“Our findings have significant implications on how we define native species and how we consider natural processes when deciding what we base woodland management plans on. It points to a need to look again at the identity and distinctiveness of native Scottish forests, which historically haven’t featured the beech tree.”

“The beech tree has been planted in Scotland in the past but the planting was from native British stock and, although humans have speeded its northward spread, it would have naturally spread up the length of the country regardless.

“Our findings have significant implications on how we define native species and how we consider natural processes when deciding what we base woodland management plans on. It points to a need to look again at the identity and distinctiveness of native Scottish forests, which historically haven’t featured the beech tree.”

The study, funded by the Natural Environment Research Council, shows almost all of the beeches growing in Great Britain the researchers tested are derived from native populations and, as a result, could not have been planted from abroad.

It is estimated that beech trees were first discovered in Britain shortly after that Ice Age.

Neolithic tribes are also believed to have introduced them after planting the trees for their edible nuts.

The beech is classified as a native in the south of England and as a non-native in Scotland and the north of England where it is often removed from “native” woods.

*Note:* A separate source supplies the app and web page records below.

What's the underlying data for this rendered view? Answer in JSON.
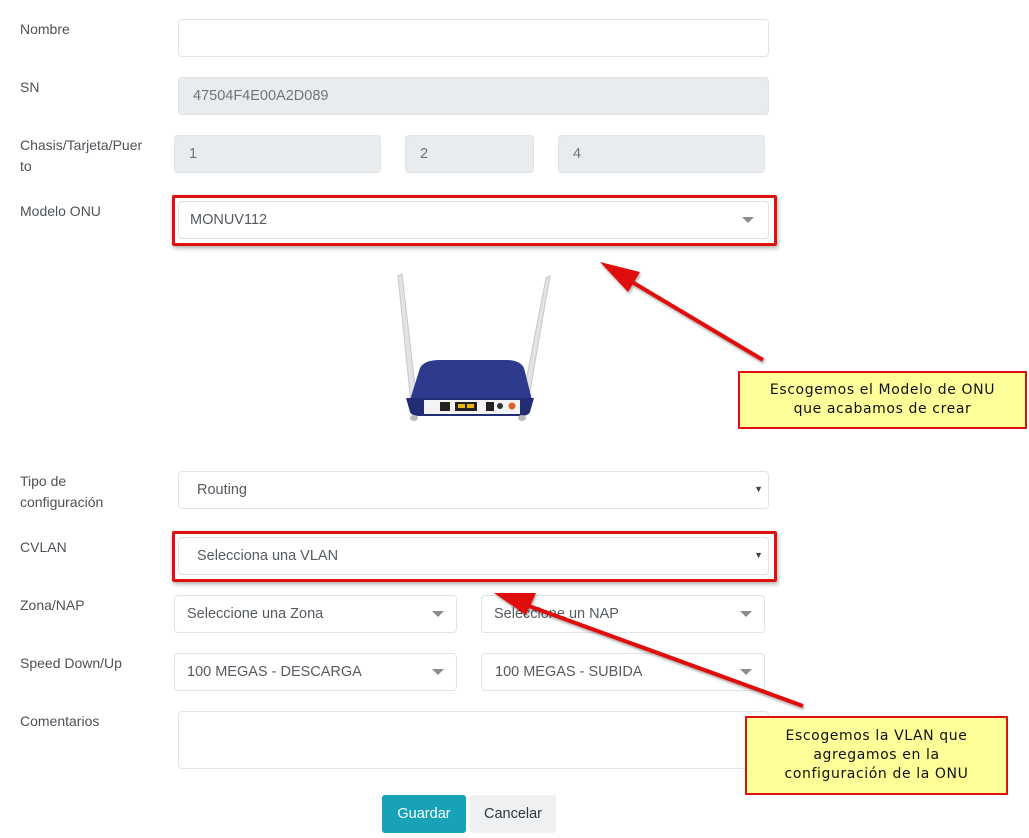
{
  "form": {
    "nombre": {
      "label": "Nombre",
      "value": ""
    },
    "sn": {
      "label": "SN",
      "value": "47504F4E00A2D089"
    },
    "chasis": {
      "label_line1": "Chasis/Tarjeta/Puer",
      "label_line2": "to",
      "chasis": "1",
      "tarjeta": "2",
      "puerto": "4"
    },
    "modelo": {
      "label": "Modelo ONU",
      "value": "MONUV112"
    },
    "tipo": {
      "label_line1": "Tipo de",
      "label_line2": "configuración",
      "value": "Routing"
    },
    "cvlan": {
      "label": "CVLAN",
      "value": "Selecciona una VLAN"
    },
    "zona_nap": {
      "label": "Zona/NAP",
      "zona": "Seleccione una Zona",
      "nap": "Seleccione un NAP"
    },
    "speed": {
      "label": "Speed Down/Up",
      "down": "100 MEGAS - DESCARGA",
      "up": "100 MEGAS - SUBIDA"
    },
    "comentarios": {
      "label": "Comentarios",
      "value": ""
    },
    "buttons": {
      "save": "Guardar",
      "cancel": "Cancelar"
    }
  },
  "annotations": {
    "callout_modelo": {
      "line1": "Escogemos el Modelo de ONU",
      "line2": "que acabamos de crear"
    },
    "callout_vlan": {
      "line1": "Escogemos la VLAN que",
      "line2": "agregamos en la",
      "line3": "configuración de la ONU"
    }
  },
  "colors": {
    "primary": "#17a2b8",
    "highlight": "#e01010",
    "callout_bg": "#ffff99",
    "readonly_bg": "#e9ecef"
  },
  "icons": {
    "select_caret": "caret-down-icon"
  }
}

There is currently a campaign by Friends of the Rusland Beeches and South Lakeland Friends of the Earth to reclassify the beech as native in Cumbria, which is backed by outgoing Liberal Democrats’ leader Tim Farron.

The research, entitled Understanding The Legacy Of Widespread Population Translocations On The Post-glacial Genetic Structure Of The European Beech, is published in the Journal Of Biogeography.